Ecological Urbanism weds the theory and practice of city design and planning, as a means of adaptation, with the insights of ecology (the study of the relationships among living organisms and their environment and the processes that shape both) and other environmental disciplines. Ecological urbanism is critical to the future of the city and its design: it provides a framework for addressing challenges that threaten humanity, such as climate change, rising sea level, declining oil reserves, rising energy demands, and environmental and social justice, while fulfilling human needs for health, safety, and welfare, meaning and delight.

Green Gentrification: Dilemma and Solutions

This year, the class will focus on "green" gentrification, a process whereby public investment in green infrastructure and other environmental improvements in low-income neighborhoods attracts wealthier residents and leads to speculation, increase in property values, and displacement of low-income residents. We will seek solutions to the dilemma: how to improve a place and, simultaneously, protect the long-term tenure of low-income residents.

Green gentrification is happening across the US, but we will concentrate on Philadelphia, where Green City, Clean Waters, a landmark green infrastructure program, may threaten low-income communities. After more than a half century of redlining and disinvestment, capital is flowing into West Philadelphia's low-income, predominantly African-American neighborhoods, and owners are losing their homes through predatory lending (reverse-redlining) and unscrupulous practices of aggressive speculators. This private investment is happening simultaneously with public investment in green infrastructure projects designed to improve environmental quality and provide local amenities, projects that are seen by low-income residents as a signal that invites wealthier newcomers. These neighborhoods are in dire need of investment, but how can this be accomplished without displacing families who have made their homes there for generations.

Working with community partners, the class will develop an action plan to address this crisis: a plan for public investment in green infrastructure, which simultaneously protects the tenure of current residents and/or the prospects for youth. The class will build on more than three decades of action research in the West Philadelphia Landscape Project and the experience of local community activists. We will make at least four field trips to West Philadelphia with local residents and public officials as guides, using a combination of Zoom and Google Street View.

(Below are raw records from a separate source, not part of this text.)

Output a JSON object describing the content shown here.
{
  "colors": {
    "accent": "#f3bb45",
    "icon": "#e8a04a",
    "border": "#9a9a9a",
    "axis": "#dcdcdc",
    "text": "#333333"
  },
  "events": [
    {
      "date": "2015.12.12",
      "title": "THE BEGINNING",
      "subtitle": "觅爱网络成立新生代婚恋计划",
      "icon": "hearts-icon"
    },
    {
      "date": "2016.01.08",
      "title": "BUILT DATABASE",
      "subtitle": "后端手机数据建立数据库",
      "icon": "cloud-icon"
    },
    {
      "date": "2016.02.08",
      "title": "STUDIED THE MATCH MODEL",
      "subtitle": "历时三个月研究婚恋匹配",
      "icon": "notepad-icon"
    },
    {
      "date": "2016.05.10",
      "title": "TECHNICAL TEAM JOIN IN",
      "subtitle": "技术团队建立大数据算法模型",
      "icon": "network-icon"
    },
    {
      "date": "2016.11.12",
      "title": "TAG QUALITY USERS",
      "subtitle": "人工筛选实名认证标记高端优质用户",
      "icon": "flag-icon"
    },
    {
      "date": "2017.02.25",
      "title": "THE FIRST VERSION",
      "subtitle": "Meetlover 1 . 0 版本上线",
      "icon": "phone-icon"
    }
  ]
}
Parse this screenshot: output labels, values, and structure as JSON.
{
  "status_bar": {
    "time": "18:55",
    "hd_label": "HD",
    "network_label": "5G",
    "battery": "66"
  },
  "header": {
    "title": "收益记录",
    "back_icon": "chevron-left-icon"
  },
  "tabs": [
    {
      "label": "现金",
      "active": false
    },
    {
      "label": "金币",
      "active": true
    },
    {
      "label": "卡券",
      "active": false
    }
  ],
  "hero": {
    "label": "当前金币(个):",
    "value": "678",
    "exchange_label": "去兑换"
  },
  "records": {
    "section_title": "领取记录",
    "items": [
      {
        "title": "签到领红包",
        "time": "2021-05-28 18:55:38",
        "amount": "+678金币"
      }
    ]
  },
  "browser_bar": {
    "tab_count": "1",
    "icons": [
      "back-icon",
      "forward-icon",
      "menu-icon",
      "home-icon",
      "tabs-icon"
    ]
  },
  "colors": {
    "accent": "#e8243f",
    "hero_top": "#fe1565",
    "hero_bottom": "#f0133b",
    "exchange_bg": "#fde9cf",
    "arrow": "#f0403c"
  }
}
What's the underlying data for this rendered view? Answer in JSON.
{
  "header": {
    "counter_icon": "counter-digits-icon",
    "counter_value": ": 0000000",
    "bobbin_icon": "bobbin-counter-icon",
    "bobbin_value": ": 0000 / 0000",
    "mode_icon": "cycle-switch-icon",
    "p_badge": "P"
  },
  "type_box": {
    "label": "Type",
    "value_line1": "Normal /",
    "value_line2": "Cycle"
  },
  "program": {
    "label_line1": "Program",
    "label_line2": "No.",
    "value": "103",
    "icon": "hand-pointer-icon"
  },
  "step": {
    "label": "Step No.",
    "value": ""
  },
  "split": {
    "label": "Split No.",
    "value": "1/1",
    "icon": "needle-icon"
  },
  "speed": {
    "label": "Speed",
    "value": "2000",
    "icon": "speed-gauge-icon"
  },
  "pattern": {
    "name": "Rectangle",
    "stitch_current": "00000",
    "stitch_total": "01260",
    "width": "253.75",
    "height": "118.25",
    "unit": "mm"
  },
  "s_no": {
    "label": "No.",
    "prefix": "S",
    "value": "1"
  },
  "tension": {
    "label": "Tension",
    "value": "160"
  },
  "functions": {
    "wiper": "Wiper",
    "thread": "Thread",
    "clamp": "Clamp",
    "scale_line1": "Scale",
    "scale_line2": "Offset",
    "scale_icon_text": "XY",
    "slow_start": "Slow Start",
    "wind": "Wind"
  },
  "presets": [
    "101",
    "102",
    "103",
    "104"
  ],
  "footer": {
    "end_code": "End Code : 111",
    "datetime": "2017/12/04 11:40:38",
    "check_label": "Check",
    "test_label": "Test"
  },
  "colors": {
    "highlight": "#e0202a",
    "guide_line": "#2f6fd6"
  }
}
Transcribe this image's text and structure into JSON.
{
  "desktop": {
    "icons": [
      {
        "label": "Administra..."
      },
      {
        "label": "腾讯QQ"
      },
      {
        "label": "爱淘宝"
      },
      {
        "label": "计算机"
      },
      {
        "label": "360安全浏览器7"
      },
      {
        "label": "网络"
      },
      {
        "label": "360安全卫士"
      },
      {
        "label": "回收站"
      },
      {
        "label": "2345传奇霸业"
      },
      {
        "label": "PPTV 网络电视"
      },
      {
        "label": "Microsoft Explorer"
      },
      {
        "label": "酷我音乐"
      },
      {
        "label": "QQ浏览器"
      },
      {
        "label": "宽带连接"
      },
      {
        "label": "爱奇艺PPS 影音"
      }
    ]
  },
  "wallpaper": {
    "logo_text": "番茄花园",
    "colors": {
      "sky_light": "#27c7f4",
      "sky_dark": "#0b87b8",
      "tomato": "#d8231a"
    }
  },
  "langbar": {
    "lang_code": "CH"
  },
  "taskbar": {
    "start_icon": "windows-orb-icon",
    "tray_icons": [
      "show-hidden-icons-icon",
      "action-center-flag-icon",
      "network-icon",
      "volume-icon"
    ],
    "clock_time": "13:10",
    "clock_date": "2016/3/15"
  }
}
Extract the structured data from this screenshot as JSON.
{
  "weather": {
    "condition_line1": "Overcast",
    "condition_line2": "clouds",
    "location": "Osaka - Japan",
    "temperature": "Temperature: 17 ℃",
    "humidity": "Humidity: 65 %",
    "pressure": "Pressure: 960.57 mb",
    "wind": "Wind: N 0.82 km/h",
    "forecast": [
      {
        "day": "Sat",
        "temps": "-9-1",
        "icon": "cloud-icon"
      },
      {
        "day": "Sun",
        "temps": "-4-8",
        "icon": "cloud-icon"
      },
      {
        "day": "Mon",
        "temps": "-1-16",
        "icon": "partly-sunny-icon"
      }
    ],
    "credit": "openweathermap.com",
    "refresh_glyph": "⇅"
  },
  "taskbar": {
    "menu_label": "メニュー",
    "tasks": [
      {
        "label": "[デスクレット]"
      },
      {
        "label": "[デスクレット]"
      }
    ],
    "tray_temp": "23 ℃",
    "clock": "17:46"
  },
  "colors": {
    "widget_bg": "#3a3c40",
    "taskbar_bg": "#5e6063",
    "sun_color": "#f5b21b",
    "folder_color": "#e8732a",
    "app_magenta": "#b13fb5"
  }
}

We will begin the semester with a brief overview of the historical and ecological context for the catastrophe that is facing low-income homeowners in the face of "green" gentrification and rampant property speculation, followed by a review of programs that Philadelphia and other cities have developed to address this problem. Finally, we will propose a plan for action in the Mill Creek neighborhood, where Rebuild Philadelphia plans to implement a major green infrastructure project that will combine stormwater detention and recreation. This site has historic importance: it is on the buried floodplain of Mill Creek, where, in 1961, a cave-in along the Mill Creek sewer killed several people and resulted in the destruction of 111 homes. Planning for this project will begin this spring, and class proposals will be presented to Rebuild Philadelphia.